by Sidney Pink
Where was Victor Mature? It took ten days to discover his whereabouts, and then only through some super detective work on the part of the William Morris office in London. The folks there had heard rumors about a movie star hidden in a flat in Soho, and following that wisp of a lead, they discovered a besotted Victor Mature in an alcoholic stupor. They promptly cleaned him up and sent him with an escort to Madrid, where I would meet him on Sunday at the Hilton.
I managed to cover his absence by using Jim Philbrook, who was roughly the same size as Mature, in long shots of the exteriors, and anywhere I could shoot without showing his face. Having learned the cutting-room techniques, I constructed each shot so that I could fill it in later with close and medium shots of Mature himself. When we finished our shooting that Saturday, I got into my 1956 Cadillac (we foreigners were allowed to own American cars without paying the impossibly high Spanish taxes), and I barreled back to Madrid. I think I broke all speed records in my anxiety to meet that son of a bitch face to face. I arranged to meet Tony for breakfast in Mature's suite on Sunday. I sure as hell wanted to know what was going on.

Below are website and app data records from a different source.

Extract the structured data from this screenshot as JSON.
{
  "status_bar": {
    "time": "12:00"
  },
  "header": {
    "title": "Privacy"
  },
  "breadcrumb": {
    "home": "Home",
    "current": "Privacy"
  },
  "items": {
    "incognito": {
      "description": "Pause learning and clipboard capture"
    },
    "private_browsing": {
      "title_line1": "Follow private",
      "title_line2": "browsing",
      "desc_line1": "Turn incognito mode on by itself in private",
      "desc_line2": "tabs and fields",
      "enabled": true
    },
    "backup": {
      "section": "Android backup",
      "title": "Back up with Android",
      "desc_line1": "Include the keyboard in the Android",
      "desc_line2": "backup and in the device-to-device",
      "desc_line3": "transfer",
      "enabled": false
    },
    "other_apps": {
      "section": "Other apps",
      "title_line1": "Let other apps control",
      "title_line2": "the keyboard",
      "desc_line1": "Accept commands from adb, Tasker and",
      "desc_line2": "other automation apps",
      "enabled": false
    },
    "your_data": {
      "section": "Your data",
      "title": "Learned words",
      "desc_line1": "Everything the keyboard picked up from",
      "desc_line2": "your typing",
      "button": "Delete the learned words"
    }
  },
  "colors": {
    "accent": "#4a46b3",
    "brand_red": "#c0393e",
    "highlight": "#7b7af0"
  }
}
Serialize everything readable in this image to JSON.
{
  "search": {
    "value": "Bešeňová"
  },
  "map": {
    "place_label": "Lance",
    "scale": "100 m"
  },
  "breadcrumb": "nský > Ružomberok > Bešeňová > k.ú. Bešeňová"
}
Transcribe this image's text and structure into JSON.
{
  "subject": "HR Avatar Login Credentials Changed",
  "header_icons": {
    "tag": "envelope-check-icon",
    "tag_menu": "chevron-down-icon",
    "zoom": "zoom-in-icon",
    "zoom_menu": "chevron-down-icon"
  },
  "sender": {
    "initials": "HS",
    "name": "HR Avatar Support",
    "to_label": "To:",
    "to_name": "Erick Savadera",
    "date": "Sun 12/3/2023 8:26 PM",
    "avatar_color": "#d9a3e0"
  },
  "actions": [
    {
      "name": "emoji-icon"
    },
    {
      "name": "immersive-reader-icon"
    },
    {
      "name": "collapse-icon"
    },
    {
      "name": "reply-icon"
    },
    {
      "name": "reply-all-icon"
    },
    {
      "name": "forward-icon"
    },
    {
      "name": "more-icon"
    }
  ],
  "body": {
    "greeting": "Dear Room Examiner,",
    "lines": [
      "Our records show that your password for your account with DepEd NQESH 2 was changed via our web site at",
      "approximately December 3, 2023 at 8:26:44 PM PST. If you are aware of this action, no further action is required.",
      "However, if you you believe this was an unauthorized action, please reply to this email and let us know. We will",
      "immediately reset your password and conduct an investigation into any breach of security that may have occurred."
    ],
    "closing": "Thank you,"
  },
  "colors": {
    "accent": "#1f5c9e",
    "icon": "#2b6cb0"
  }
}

That morning, I went to the Hilton and knocked on the door of Victor's suite, where I was greeting by Tony Recoder. He looked grim and angry, and I soon found out why. When I walked into that suite, I saw a naked man sprawled across the sofa. There was no way of waking him, and Tony and I debated what we should do.
Then a duplicate hulk walked into the room and introduced himself. He was Mature's stand-in. Except for the face, he could have been Victor Mature himself. He was a decent guy who was trying to make a living and a career for himself. Since his own acting abilities were very limited, he had attached himself to this drunk and made a career of playing nurse's aid, bodyguard, and general all-around Victor Mature substitute. He hauled the unconscious Mature into the shower, and about thirty minutes later, we met a semi-sober Victor Mature. He was badly hung over, but he looked a lot better in a robe. We ordered breakfast, and while we ate, he drank coffee and talked.
There was no apology, no regret, no reaction one would expect from such a horrible abuse of confidence. To Victor Mature, nothing had happened, and he carried on as if we were negotiating a deal. Without evincing any interest in how the picture was going, he proceeded to demand that all of his $25,000 be paid to him then and there, or he would never show up on location. Tony and I looked at each other stunned. It was hard to believe what we heard. When I blew up and proceeded to tell Mature what I thought of him, he acted as if he were deaf. I don't believe a single word I said registered.
Then Tony took over. He told Victor the money was in his hands, and the Morris office guaranteed not only Mature's payment, but also his presence on the picture. If Mature did not show up for work, Tony would personally see that his passport was lifted and turn him over to the Spanish authorities who would cancel his visa, and Mature would remain in Spain until his trial. Tony then asked me to leave, guaranteeing me Victor Mature would be in a studio car on his way to Almeria the next morning and I could schedule him for shooting on Tuesday. I had to get back for Monday's work, and so I left on the long trek back to location.
Victor Mature did indeed leave in a studio car the next day and he arrived in Granada for lunch, but then he promptly disappeared again. There I was, on my last legs as a film producer-director with a picture more than half completed without a leading man or a shot of a leading man. We advertised the picture as starring Victor Mature but we had no Victor Mature. Our Italian distributor insisted on a star name that would sell tickets to Western fans, and we had to oblige him. I knew what it meant to be in hot water.